Friday, November 4, 2016

Brexit - a sequel

I don't normally post about politics, but I made an exception after the Brexit referendum in June. I wondered then how it would actually be brought to pass. I had optimistically thought that no PM would have the effrontery to try to take Britain out of the EC without parliamentary support - basically invoking Royal privilege. And I had hoped that any PM who tried to do so would lose a vote of confidence and have to resign.

I may have been too optimistic - perhaps the battles that were fought for supremacy of parliament really have been forgotten. However, this may be moot. The High Court has now intervened to rule that parliamentary approval to trigger Article 50 is required.

So if parliament was too spineless to insist on its prerogative, won't it just roll over and agree? I wonder. The thing is, they will have to approve an actual deal, which may be quite harmful to a lot of their constituents. And members will be rightly held responsible for that. Could be interesting. And there's still the Scotland thing.
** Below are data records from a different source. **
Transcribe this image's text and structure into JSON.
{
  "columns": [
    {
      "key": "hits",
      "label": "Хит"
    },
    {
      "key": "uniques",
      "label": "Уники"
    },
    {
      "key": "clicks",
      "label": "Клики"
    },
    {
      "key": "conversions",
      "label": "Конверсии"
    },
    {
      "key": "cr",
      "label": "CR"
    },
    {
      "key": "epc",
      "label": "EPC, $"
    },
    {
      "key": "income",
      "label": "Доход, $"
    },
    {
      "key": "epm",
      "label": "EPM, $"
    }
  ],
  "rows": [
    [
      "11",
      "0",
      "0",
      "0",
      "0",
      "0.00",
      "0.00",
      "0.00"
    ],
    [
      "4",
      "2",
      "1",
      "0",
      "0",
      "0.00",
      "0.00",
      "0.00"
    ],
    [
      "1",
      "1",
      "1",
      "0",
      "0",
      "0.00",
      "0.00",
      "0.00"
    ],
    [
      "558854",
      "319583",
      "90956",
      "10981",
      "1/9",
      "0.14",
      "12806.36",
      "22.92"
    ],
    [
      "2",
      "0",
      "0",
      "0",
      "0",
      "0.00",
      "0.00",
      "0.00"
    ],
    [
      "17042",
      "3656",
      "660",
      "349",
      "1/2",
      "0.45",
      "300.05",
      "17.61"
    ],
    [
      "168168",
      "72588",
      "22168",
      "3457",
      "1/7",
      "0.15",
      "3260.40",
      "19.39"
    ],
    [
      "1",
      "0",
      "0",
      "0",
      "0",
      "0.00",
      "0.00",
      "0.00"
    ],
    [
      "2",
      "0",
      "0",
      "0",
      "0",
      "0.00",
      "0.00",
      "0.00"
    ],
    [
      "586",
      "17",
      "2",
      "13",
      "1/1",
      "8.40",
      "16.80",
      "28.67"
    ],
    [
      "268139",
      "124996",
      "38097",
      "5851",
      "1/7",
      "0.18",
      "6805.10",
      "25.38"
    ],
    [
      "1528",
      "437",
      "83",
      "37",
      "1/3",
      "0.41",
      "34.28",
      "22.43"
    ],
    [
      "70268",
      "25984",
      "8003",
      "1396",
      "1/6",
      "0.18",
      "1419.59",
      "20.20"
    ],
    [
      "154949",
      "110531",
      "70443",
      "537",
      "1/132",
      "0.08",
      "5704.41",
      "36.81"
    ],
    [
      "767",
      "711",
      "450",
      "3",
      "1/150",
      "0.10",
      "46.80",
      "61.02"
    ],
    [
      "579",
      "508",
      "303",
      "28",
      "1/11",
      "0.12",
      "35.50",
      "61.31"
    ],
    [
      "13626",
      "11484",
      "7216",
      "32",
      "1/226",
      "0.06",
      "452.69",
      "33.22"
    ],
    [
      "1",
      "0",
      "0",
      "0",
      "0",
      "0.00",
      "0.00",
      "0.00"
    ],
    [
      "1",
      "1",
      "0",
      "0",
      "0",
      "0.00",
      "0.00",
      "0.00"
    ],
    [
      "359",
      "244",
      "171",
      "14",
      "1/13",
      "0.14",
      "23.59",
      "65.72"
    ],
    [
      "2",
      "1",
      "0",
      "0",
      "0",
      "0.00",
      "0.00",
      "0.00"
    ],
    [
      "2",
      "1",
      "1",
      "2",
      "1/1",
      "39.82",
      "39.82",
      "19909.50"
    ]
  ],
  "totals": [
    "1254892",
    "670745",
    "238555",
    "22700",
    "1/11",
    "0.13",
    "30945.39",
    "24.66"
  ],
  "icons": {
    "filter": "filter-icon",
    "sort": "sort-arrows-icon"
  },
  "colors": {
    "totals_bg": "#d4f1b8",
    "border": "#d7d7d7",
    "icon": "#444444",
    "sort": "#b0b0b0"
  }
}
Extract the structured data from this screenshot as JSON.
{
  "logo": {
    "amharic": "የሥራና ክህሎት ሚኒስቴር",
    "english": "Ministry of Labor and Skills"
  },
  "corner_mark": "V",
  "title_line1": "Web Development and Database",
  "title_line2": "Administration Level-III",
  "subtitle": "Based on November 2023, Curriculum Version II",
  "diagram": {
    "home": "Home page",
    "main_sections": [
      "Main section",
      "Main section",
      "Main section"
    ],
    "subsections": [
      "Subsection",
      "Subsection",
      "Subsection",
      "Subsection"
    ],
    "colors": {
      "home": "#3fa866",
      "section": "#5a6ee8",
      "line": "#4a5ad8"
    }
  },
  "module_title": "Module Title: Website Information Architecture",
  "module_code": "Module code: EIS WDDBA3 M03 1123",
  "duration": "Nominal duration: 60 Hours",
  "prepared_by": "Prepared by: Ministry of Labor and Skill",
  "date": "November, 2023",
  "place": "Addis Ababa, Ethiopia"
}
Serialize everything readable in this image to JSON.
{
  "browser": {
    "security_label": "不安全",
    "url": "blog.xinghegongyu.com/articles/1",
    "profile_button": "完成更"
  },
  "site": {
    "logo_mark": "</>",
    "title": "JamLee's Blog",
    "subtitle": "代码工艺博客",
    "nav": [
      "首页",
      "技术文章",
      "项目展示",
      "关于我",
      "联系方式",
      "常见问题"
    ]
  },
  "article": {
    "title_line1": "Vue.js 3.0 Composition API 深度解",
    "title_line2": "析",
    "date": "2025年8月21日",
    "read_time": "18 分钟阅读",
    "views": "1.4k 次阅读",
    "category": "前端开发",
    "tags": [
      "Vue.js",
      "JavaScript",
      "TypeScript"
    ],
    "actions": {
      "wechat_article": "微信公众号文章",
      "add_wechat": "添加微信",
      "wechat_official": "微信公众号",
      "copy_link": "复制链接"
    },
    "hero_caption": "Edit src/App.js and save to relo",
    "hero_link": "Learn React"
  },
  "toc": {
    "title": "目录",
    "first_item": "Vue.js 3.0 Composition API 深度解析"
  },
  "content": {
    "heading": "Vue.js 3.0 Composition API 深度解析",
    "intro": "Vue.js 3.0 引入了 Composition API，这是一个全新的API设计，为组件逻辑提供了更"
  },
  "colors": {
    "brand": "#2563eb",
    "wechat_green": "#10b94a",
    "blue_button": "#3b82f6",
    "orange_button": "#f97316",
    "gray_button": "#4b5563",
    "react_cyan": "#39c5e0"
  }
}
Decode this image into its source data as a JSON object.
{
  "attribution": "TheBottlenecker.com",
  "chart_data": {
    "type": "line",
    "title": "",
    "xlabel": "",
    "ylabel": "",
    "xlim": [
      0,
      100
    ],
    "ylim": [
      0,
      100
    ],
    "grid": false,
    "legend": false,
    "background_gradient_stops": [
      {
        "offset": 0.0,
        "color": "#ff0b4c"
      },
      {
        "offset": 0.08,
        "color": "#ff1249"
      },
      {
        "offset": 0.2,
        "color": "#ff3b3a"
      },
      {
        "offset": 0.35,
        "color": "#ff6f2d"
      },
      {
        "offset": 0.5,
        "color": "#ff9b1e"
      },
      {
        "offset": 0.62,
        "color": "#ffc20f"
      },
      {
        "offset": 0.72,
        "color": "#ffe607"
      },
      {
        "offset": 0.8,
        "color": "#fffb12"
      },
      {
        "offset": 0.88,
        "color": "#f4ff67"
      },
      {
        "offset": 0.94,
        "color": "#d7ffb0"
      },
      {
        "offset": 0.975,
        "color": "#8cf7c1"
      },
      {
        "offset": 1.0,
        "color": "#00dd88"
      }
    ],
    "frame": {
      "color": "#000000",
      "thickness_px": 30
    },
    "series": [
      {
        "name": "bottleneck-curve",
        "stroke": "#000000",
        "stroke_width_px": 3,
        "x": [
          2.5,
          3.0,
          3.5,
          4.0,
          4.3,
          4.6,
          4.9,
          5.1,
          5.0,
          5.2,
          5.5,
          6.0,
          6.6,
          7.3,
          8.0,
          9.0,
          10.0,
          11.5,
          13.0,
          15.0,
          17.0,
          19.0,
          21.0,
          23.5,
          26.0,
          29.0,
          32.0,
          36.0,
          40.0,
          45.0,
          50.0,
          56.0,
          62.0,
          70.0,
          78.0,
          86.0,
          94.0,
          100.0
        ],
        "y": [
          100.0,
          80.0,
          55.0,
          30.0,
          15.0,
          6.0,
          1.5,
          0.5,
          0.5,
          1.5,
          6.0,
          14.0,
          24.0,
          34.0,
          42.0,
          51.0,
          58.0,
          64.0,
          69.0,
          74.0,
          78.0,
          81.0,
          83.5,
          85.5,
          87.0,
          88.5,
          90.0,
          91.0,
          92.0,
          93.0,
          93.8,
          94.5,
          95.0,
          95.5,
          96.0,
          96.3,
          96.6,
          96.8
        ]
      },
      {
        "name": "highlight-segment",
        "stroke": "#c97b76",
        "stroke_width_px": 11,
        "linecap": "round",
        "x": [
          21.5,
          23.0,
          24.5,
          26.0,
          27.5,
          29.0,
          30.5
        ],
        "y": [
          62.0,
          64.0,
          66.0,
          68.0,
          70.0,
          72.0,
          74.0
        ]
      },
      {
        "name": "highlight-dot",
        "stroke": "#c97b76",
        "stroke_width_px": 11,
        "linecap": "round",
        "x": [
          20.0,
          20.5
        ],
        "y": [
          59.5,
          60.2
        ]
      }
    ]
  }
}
Thursday, November 3, 2016

NCEP/NCAR October down 0.056C - NH sea ice very low..

The Moyhu NCEP/NCAR index dropped a little from 0.475°C in September to 0.419°C in October, neatly reversing the surprising rise from August to Sept. The change mirrors a small drop in UAH V5.6. Last month indices went in various directions, so what this means for this month in other indices is unclear.

More spectacular is a big deviation in Arctic sea ice after mid-October, in both JAXA and NSIDC. Here is the recent part of the radial plot, where black is 2016, and colors are other recent years:
JAXA Arctic Sea Ice October 2016NSIDC

It is such a remarkable change that a fault might be suspected, but it is the same from both sources. The plot shows a period of about a month, centred on present. The number values are here. Arctic temperatures have been warm.